x Abu Dhabi, UAEFriday 28 July 2017

Kenyan TV series starts row with Ethiopia

A television documentary has sparked a minor diplomatic row between Kenya and Ethiopia, two neighbouring east African powerhouses.

Fighters from the Oromo Liberation Front return to their training camp in southern Ethiopia near the border town of Moyale in southern Ethiopia last month.
Fighters from the Oromo Liberation Front return to their training camp in southern Ethiopia near the border town of Moyale in southern Ethiopia last month.

NAIROBI // A television documentary has sparked a minor diplomatic row between Kenya and Ethiopia, two neighbouring east African powerhouses.
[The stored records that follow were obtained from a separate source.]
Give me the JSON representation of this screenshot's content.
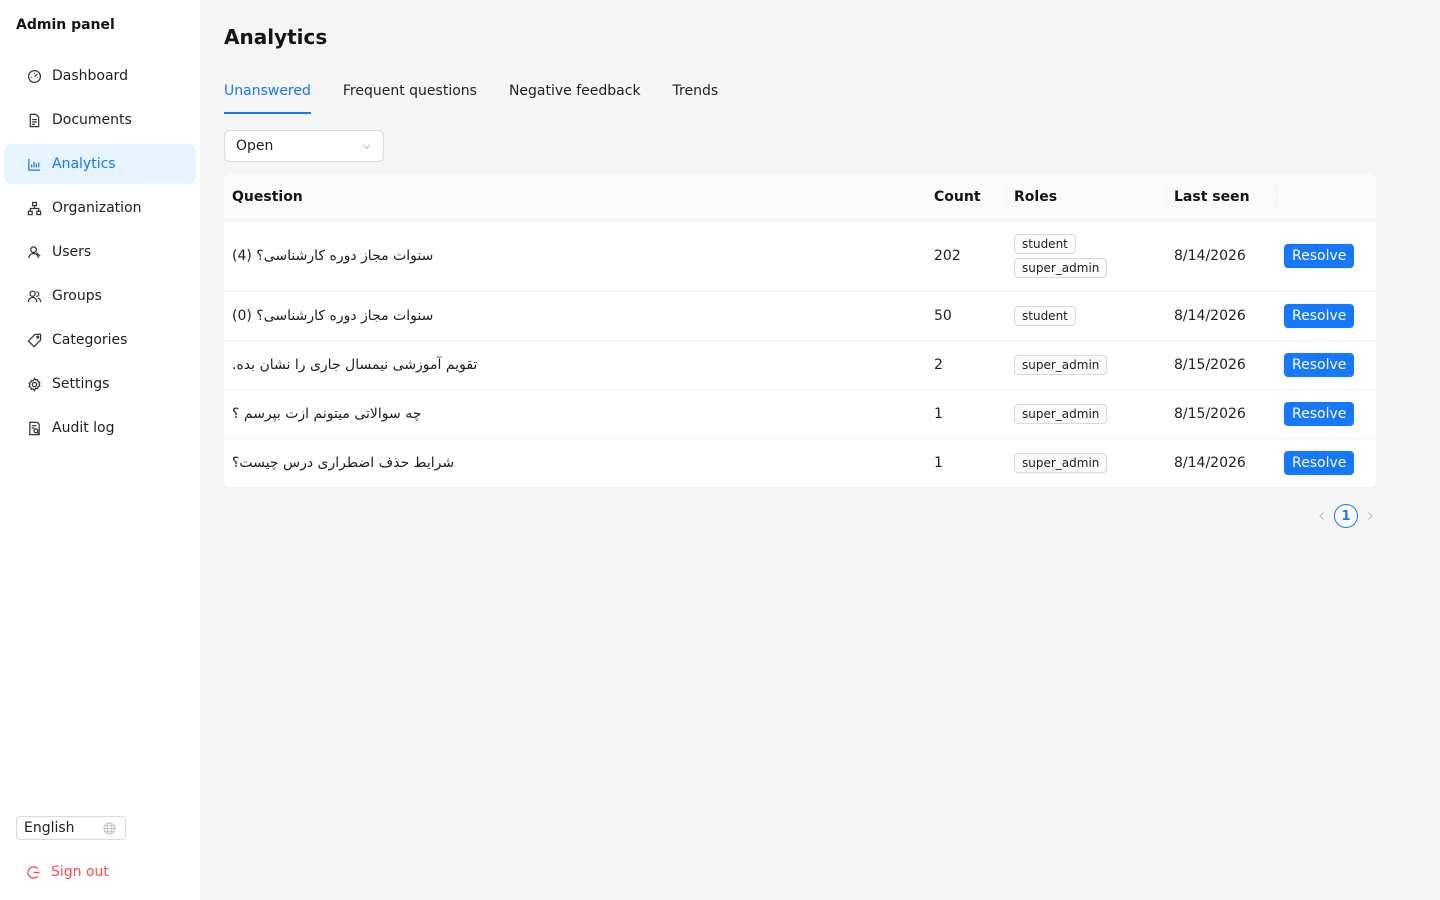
{
  "sidebar": {
    "title": "Admin panel",
    "items": [
      {
        "label": "Dashboard",
        "icon": "dashboard-icon"
      },
      {
        "label": "Documents",
        "icon": "file-icon"
      },
      {
        "label": "Analytics",
        "icon": "bar-chart-icon",
        "active": true
      },
      {
        "label": "Organization",
        "icon": "org-chart-icon"
      },
      {
        "label": "Users",
        "icon": "user-icon"
      },
      {
        "label": "Groups",
        "icon": "team-icon"
      },
      {
        "label": "Categories",
        "icon": "tag-icon"
      },
      {
        "label": "Settings",
        "icon": "gear-icon"
      },
      {
        "label": "Audit log",
        "icon": "audit-icon"
      }
    ],
    "language": "English",
    "sign_out": "Sign out"
  },
  "main": {
    "title": "Analytics",
    "tabs": [
      {
        "label": "Unanswered",
        "active": true
      },
      {
        "label": "Frequent questions"
      },
      {
        "label": "Negative feedback"
      },
      {
        "label": "Trends"
      }
    ],
    "filter": {
      "value": "Open"
    },
    "table": {
      "headers": {
        "question": "Question",
        "count": "Count",
        "roles": "Roles",
        "last_seen": "Last seen"
      },
      "rows": [
        {
          "question": "سنوات مجاز دوره کارشناسی؟ (4)",
          "count": "202",
          "roles": [
            "student",
            "super_admin"
          ],
          "last_seen": "8/14/2026",
          "action": "Resolve"
        },
        {
          "question": "سنوات مجاز دوره کارشناسی؟ (0)",
          "count": "50",
          "roles": [
            "student"
          ],
          "last_seen": "8/14/2026",
          "action": "Resolve"
        },
        {
          "question": "تقویم آموزشی نیمسال جاری را نشان بده.",
          "count": "2",
          "roles": [
            "super_admin"
          ],
          "last_seen": "8/15/2026",
          "action": "Resolve"
        },
        {
          "question": "چه سوالاتی میتونم ازت بپرسم ؟",
          "count": "1",
          "roles": [
            "super_admin"
          ],
          "last_seen": "8/15/2026",
          "action": "Resolve"
        },
        {
          "question": "شرایط حذف اضطراری درس چیست؟",
          "count": "1",
          "roles": [
            "super_admin"
          ],
          "last_seen": "8/14/2026",
          "action": "Resolve"
        }
      ]
    },
    "pagination": {
      "current": "1"
    }
  },
  "colors": {
    "accent": "#1677ff",
    "active_bg": "#e6f4ff",
    "danger": "#ff4d4f"
  }
}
The Ethiopian government last week launched an effort to block a Kenyan television station from airing a four-part documentary on the Oromo Liberation Front (OLF), a rebel group that has fought a low-level insurgency in southern Ethiopia for more than 30 years. Kenya's ambassador to Ethiopia was summoned to the Ethiopian foreign ministry for questioning in the documentary dispute. The private station NTV on Thursday and Friday aired the first two parts of Inside Rebel Territory, an investigative series about the shadowy OLF. The third part of the series aired yesterday and the last part was scheduled to air today. The series was available on You Tube, a video-sharing website, and on Ethiopian websites. In a letter to the Nation Media Group, which owns NTV, Disasa Dirribsa, the Ethiopian ambassador to Kenya, denounced the OLF and questioned the television station's political motivation in airing the story, according to the Daily Nation newspaper, which is also owned by the Nation Media Group. "The OLF has been totally rejected by the overwhelming majority of the Oromo population, who are exercising and enjoying their democratic rights," Mr Dirribsa wrote in the letter, part of which was published in the Daily Nation. Airing the programme amounts to a "conspiracy to speak for these terrorist elements in our sub-region, leading us to question NTV's covert or overt political agenda," he wrote. The Kenyan foreign ministry backed the appeal to cancel the series, arguing that Kenya's national interests were at stake in the diplomatic standoff, according to Linus Kaikai, the managing editor of NTV. This may be a signal that Kenya wants to quickly defuse tensions with its powerful northern neighbour. "There was a lot of pressure from the Ethiopian government and the Kenyan foreign ministry," Mr Kaikai said in an interview. "We decided to air it because we have no doubts about the authenticity of our story. The diplomatic interests of the country aren't threatened by the story." Mr Kaikai said the station had not faced a backlash from the government for airing the first part of the series. Kenya's press is ranked as average among African countries and has "noticeable problems" including self-censorship, according to Reporters Without Borders, a free press watchdog. The press in Ethiopia is more restricted and much of the media there is state-owned. For NTV's four 30-minute -episodes on the OLF, a Kenyan reporter and cameraman crossed into rebel territory in Ethiopia on foot at night. They linked up with the fighters, a ragtag army of shaggy-haired young men, and spent five days shooting footage of OLF training exercises and ceremonies. The footage shows the rebels firing old AK47 rifles and singing and dancing around a campfire. The rebels are also seen slaughtering a camel with a large knife, drinking the blood and eating the meat raw. In the video, the fighters take turns feeding each other, a sign of solidarity among the Oromo people. Yassin Juma, the NTV correspondent, said it took the journalists three years to make contact with the OLF leadership. Journalists rarely enter OLF territory. The OLF started in 1973 as a nationalist movement for the Oromo people of southern and central Ethiopia. With more than 31 million people, the Oromo are the largest ethnic group in the country but hold limited political power. The group fought alongside troops loyal to Meles Zenawi, the current Ethiopian prime minister, and helped overthrow Mengistu Haile Mariam, the former Marxist dictator, in 1991. Since then, the OLF split with Mr Zenawi and has been fighting for an Oromo homeland and fair treatment of the Oromo people. The Ethiopian government considers the OLF a terrorist group. The group maintains bases in southern Ethiopia along the -border with Kenya. The OLF has been blamed for occasional attacks across the border in northern Kenya, although there has been no OLF fighting in Kenya since 2005. Still, many Kenyans see the group as a threat to their country's -security. Though clashes are rare these days in the Oromo conflict, the OLF's official website last week claimed that the rebels killed 16 Ethiopian troops in two battles in July. Eritrea, which has been locked in a tense border dispute with Ethiopia since 1998, has been accused of supporting the OLF in order to destabilise the country. Ethiopia is also fighting ethnic Somali rebels in its eastern Ogaden desert -region. mbrown@thenational.ae